[Dataset items]
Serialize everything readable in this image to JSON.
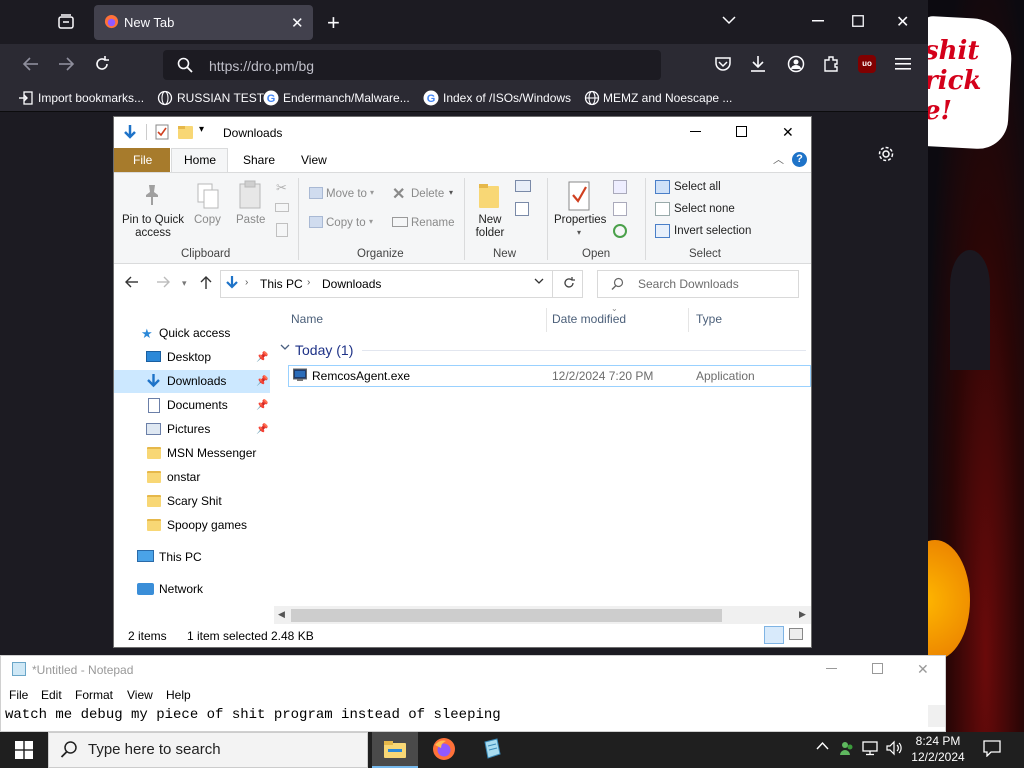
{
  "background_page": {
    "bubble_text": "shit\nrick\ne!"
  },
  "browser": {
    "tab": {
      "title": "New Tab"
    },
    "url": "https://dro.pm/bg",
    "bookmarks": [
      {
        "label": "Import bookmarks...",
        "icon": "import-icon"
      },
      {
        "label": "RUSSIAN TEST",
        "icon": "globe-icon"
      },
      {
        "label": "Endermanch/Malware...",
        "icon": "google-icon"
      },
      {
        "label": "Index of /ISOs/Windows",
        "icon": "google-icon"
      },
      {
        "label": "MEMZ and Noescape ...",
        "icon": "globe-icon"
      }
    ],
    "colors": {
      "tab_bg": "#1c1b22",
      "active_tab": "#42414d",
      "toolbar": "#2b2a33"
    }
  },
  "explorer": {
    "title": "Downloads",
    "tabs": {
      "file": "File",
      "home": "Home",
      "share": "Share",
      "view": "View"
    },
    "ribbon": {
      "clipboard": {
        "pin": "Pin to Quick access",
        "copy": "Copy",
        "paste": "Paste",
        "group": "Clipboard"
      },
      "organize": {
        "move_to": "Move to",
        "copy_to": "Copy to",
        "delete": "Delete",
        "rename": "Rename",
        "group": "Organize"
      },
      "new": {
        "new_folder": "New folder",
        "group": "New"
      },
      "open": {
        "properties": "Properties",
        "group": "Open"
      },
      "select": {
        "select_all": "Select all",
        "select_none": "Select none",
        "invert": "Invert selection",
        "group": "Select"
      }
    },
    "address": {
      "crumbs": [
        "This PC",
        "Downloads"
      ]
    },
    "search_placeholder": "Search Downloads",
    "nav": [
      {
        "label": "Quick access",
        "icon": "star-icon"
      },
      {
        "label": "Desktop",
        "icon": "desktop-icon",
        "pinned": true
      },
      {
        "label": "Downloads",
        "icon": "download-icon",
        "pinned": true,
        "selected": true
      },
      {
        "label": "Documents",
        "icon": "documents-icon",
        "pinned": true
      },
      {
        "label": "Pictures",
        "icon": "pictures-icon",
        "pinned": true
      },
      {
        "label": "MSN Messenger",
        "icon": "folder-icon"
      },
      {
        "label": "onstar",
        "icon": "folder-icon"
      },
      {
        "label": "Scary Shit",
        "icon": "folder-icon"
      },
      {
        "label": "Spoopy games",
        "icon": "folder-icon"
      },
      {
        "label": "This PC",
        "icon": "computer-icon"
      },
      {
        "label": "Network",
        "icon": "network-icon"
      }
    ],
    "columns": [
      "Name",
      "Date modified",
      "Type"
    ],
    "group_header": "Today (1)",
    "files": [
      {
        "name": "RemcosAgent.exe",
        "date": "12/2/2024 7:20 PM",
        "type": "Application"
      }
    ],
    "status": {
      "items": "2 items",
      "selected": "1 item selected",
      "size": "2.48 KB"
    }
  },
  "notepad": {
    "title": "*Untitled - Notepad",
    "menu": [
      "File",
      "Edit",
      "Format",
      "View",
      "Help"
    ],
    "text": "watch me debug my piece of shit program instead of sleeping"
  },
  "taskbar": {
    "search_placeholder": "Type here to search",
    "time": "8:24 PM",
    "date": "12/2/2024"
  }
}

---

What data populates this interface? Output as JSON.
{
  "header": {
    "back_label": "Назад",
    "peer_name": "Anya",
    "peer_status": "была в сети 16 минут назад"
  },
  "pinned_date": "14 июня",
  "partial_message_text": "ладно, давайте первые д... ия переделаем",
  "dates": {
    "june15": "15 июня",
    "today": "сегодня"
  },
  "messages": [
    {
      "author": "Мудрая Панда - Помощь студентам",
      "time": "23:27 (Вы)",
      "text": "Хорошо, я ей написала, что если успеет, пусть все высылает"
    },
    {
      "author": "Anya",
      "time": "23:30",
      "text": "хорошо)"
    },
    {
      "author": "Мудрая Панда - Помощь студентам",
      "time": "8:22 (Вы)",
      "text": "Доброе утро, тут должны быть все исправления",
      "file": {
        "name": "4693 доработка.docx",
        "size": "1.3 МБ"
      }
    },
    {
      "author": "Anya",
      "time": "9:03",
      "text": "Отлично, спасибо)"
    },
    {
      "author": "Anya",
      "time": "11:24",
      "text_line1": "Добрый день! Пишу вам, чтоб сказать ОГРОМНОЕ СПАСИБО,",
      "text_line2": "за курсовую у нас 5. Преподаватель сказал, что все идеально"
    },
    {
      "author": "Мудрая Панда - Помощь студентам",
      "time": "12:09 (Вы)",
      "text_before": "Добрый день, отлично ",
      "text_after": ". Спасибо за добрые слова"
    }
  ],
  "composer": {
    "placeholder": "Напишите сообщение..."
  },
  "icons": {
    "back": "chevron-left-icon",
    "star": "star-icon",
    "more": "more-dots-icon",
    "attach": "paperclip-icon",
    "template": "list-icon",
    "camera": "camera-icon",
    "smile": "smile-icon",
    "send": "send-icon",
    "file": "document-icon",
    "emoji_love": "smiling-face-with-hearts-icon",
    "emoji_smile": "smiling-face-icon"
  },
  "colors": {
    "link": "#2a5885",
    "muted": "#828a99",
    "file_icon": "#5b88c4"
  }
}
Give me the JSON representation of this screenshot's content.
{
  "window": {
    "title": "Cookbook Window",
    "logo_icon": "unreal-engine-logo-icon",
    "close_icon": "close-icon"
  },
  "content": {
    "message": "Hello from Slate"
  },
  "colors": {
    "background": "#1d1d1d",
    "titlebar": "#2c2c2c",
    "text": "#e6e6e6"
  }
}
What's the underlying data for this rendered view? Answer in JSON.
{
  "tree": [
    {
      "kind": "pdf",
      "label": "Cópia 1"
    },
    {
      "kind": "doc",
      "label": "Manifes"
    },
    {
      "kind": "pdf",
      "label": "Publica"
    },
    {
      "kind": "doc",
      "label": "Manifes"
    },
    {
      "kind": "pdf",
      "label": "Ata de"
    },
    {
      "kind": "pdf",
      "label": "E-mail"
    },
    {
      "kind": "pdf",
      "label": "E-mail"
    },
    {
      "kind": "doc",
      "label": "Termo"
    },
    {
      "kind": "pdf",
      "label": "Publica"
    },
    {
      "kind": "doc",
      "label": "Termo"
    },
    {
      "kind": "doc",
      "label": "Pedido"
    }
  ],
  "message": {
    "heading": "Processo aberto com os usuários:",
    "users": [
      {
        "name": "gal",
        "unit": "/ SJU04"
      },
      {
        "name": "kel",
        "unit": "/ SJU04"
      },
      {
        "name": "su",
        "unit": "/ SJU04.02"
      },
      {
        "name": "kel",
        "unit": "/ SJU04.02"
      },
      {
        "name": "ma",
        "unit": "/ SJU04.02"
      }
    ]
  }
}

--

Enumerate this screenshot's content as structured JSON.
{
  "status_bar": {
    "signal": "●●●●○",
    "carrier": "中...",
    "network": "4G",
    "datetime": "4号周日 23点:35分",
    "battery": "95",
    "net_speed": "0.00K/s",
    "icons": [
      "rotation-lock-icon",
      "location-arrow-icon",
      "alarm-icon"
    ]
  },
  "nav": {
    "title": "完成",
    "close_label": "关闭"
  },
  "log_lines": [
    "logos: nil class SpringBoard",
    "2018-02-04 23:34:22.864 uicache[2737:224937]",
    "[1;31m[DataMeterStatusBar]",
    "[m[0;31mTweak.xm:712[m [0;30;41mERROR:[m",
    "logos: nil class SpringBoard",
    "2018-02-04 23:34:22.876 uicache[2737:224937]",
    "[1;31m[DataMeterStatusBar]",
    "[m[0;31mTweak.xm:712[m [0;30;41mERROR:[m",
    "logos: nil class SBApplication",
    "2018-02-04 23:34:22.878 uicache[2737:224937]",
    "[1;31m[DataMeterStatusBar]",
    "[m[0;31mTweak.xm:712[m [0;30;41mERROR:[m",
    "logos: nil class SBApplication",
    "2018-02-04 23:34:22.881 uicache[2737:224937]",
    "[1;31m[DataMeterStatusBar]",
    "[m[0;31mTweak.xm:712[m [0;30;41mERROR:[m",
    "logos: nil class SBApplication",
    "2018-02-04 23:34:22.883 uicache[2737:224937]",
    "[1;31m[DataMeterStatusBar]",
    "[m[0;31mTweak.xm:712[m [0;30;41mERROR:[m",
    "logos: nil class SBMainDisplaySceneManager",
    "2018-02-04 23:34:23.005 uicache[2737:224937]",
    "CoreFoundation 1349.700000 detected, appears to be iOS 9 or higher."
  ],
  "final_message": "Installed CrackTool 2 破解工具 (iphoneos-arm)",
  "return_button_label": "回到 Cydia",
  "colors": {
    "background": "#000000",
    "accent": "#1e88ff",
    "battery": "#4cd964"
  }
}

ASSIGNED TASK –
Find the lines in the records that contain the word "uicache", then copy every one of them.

RESPONSE FOR THIS EXERCISE –
    "2018-02-04 23:34:22.864 uicache[2737:224937]",
    "2018-02-04 23:34:22.876 uicache[2737:224937]",
    "2018-02-04 23:34:22.878 uicache[2737:224937]",
    "2018-02-04 23:34:22.881 uicache[2737:224937]",
    "2018-02-04 23:34:22.883 uicache[2737:224937]",
    "2018-02-04 23:34:23.005 uicache[2737:224937]",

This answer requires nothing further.